--- START ---
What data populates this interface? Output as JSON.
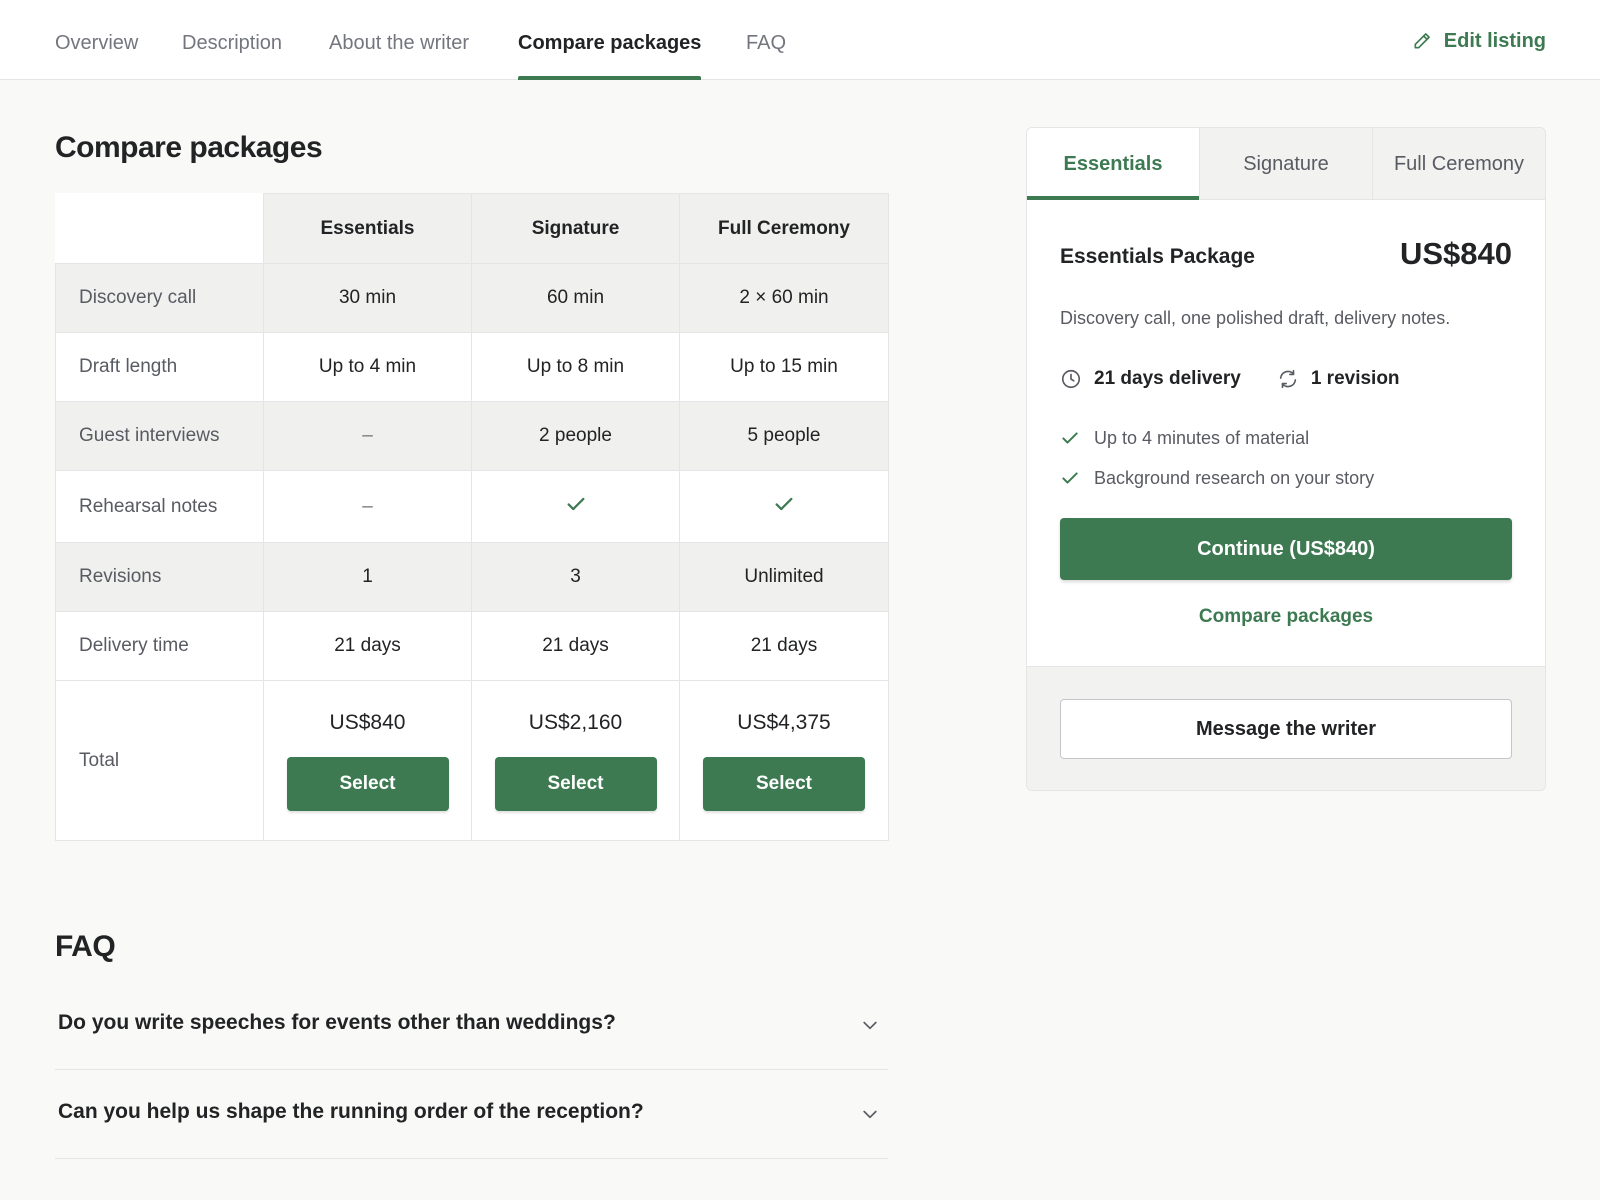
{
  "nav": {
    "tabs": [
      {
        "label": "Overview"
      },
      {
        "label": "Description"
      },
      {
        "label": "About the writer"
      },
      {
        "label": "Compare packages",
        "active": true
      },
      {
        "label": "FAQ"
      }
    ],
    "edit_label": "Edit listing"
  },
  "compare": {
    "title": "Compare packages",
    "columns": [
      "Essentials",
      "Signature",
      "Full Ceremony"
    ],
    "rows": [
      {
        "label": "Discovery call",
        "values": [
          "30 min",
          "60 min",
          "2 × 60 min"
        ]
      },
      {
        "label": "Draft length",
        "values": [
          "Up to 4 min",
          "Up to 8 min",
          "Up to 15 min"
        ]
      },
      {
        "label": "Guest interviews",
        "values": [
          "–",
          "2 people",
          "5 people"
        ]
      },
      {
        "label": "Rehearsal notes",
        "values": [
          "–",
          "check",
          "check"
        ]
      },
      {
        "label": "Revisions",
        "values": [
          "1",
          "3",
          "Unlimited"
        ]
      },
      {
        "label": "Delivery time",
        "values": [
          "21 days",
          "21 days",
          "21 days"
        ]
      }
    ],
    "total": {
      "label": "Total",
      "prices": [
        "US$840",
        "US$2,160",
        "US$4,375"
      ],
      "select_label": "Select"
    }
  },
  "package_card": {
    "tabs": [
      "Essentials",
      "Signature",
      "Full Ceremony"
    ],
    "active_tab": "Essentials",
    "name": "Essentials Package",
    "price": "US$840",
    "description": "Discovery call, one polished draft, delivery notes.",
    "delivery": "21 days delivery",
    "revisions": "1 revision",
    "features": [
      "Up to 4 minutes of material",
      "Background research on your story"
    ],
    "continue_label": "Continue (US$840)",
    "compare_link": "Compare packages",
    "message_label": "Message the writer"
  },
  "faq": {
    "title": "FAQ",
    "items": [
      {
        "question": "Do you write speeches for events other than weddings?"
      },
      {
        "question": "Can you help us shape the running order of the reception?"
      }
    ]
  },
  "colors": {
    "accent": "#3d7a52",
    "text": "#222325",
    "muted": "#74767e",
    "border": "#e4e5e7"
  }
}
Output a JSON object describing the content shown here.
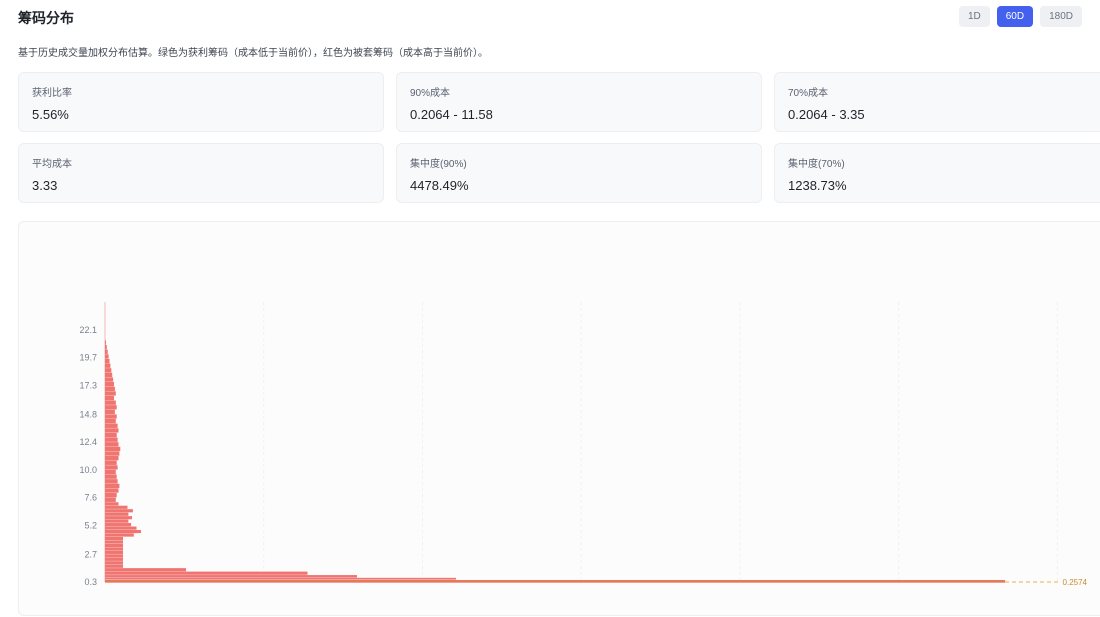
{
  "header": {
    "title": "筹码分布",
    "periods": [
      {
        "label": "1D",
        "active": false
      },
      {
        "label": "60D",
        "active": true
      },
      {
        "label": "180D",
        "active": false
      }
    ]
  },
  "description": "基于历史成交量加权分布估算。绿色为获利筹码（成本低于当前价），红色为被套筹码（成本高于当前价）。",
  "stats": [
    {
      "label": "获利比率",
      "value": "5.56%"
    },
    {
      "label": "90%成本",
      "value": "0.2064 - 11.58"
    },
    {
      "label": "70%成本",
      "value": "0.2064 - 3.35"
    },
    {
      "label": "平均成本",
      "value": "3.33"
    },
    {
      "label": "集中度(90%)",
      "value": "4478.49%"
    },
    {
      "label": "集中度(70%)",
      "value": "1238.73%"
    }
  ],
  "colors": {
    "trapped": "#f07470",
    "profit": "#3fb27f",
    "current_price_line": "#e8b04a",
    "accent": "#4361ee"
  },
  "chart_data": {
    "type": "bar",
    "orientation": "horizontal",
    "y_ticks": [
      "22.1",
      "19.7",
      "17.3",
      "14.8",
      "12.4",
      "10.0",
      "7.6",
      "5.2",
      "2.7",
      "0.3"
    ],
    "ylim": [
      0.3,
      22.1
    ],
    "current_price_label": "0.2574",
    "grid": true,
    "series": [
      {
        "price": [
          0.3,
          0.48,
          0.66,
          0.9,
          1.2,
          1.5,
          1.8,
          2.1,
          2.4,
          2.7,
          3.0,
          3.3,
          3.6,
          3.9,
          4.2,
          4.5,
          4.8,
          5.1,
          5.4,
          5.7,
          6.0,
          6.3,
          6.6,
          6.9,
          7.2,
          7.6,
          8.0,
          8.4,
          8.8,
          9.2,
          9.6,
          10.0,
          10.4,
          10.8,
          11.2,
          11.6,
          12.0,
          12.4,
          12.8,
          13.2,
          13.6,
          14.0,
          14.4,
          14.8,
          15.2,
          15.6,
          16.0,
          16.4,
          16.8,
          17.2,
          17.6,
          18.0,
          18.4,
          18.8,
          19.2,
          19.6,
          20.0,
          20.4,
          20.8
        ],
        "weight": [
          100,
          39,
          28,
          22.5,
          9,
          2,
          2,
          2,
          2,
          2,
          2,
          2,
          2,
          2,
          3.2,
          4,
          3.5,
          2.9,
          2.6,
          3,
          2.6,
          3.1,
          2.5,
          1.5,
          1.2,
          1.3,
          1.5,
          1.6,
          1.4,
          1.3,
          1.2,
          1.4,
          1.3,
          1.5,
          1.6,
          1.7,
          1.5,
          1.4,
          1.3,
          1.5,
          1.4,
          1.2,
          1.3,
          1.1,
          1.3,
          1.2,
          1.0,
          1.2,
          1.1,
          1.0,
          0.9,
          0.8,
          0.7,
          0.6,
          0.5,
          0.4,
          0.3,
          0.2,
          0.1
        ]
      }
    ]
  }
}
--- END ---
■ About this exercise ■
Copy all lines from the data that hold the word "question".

■ Exercise response ■
        "question": "Do you write speeches for events other than weddings?"
        "question": "Can you help us shape the running order of the reception?"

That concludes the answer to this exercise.